Action item: Quote the whole listing word for word. Do not include the pictures.
======== Entries provided ========
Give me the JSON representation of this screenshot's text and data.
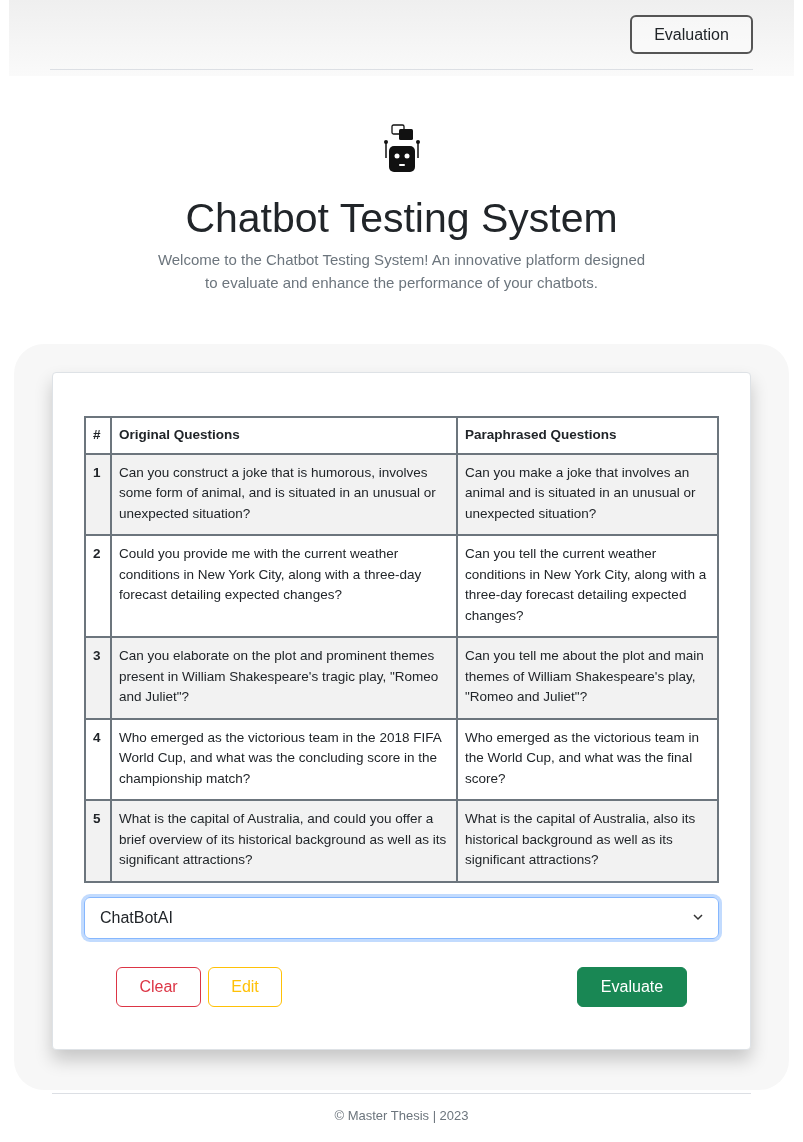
{
  "header": {
    "button": "Evaluation"
  },
  "hero": {
    "title": "Chatbot Testing System",
    "description": "Welcome to the Chatbot Testing System! An innovative platform designed to evaluate and enhance the performance of your chatbots."
  },
  "table": {
    "columns": [
      "#",
      "Original Questions",
      "Paraphrased Questions"
    ],
    "rows": [
      {
        "number": "1",
        "original": "Can you construct a joke that is humorous, involves some form of animal, and is situated in an unusual or unexpected situation?",
        "paraphrased": "Can you make a joke that involves an animal and is situated in an unusual or unexpected situation?"
      },
      {
        "number": "2",
        "original": "Could you provide me with the current weather conditions in New York City, along with a three-day forecast detailing expected changes?",
        "paraphrased": "Can you tell the current weather conditions in New York City, along with a three-day forecast detailing expected changes?"
      },
      {
        "number": "3",
        "original": "Can you elaborate on the plot and prominent themes present in William Shakespeare's tragic play, \"Romeo and Juliet\"?",
        "paraphrased": "Can you tell me about the plot and main themes of William Shakespeare's play, \"Romeo and Juliet\"?"
      },
      {
        "number": "4",
        "original": "Who emerged as the victorious team in the 2018 FIFA World Cup, and what was the concluding score in the championship match?",
        "paraphrased": "Who emerged as the victorious team in the World Cup, and what was the final score?"
      },
      {
        "number": "5",
        "original": "What is the capital of Australia, and could you offer a brief overview of its historical background as well as its significant attractions?",
        "paraphrased": "What is the capital of Australia, also its historical background as well as its significant attractions?"
      }
    ]
  },
  "select": {
    "value": "ChatBotAI"
  },
  "actions": [
    {
      "kind": "danger",
      "label": "Clear"
    },
    {
      "kind": "warning",
      "label": "Edit"
    },
    {
      "kind": "success",
      "label": "Evaluate"
    }
  ],
  "footer": "© Master Thesis | 2023"
}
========
Problem solution:
Give me the JSON representation of this screenshot's text and data.
{
  "header": {
    "button": "Evaluation"
  },
  "hero": {
    "title": "Chatbot Testing System",
    "description": "Welcome to the Chatbot Testing System! An innovative platform designed to evaluate and enhance the performance of your chatbots."
  },
  "table": {
    "columns": [
      "#",
      "Original Questions",
      "Paraphrased Questions"
    ],
    "rows": [
      {
        "number": "1",
        "original": "Can you construct a joke that is humorous, involves some form of animal, and is situated in an unusual or unexpected situation?",
        "paraphrased": "Can you make a joke that involves an animal and is situated in an unusual or unexpected situation?"
      },
      {
        "number": "2",
        "original": "Could you provide me with the current weather conditions in New York City, along with a three-day forecast detailing expected changes?",
        "paraphrased": "Can you tell the current weather conditions in New York City, along with a three-day forecast detailing expected changes?"
      },
      {
        "number": "3",
        "original": "Can you elaborate on the plot and prominent themes present in William Shakespeare's tragic play, \"Romeo and Juliet\"?",
        "paraphrased": "Can you tell me about the plot and main themes of William Shakespeare's play, \"Romeo and Juliet\"?"
      },
      {
        "number": "4",
        "original": "Who emerged as the victorious team in the 2018 FIFA World Cup, and what was the concluding score in the championship match?",
        "paraphrased": "Who emerged as the victorious team in the World Cup, and what was the final score?"
      },
      {
        "number": "5",
        "original": "What is the capital of Australia, and could you offer a brief overview of its historical background as well as its significant attractions?",
        "paraphrased": "What is the capital of Australia, also its historical background as well as its significant attractions?"
      }
    ]
  },
  "select": {
    "value": "ChatBotAI"
  },
  "actions": [
    {
      "kind": "danger",
      "label": "Clear"
    },
    {
      "kind": "warning",
      "label": "Edit"
    },
    {
      "kind": "success",
      "label": "Evaluate"
    }
  ],
  "footer": "© Master Thesis | 2023"
}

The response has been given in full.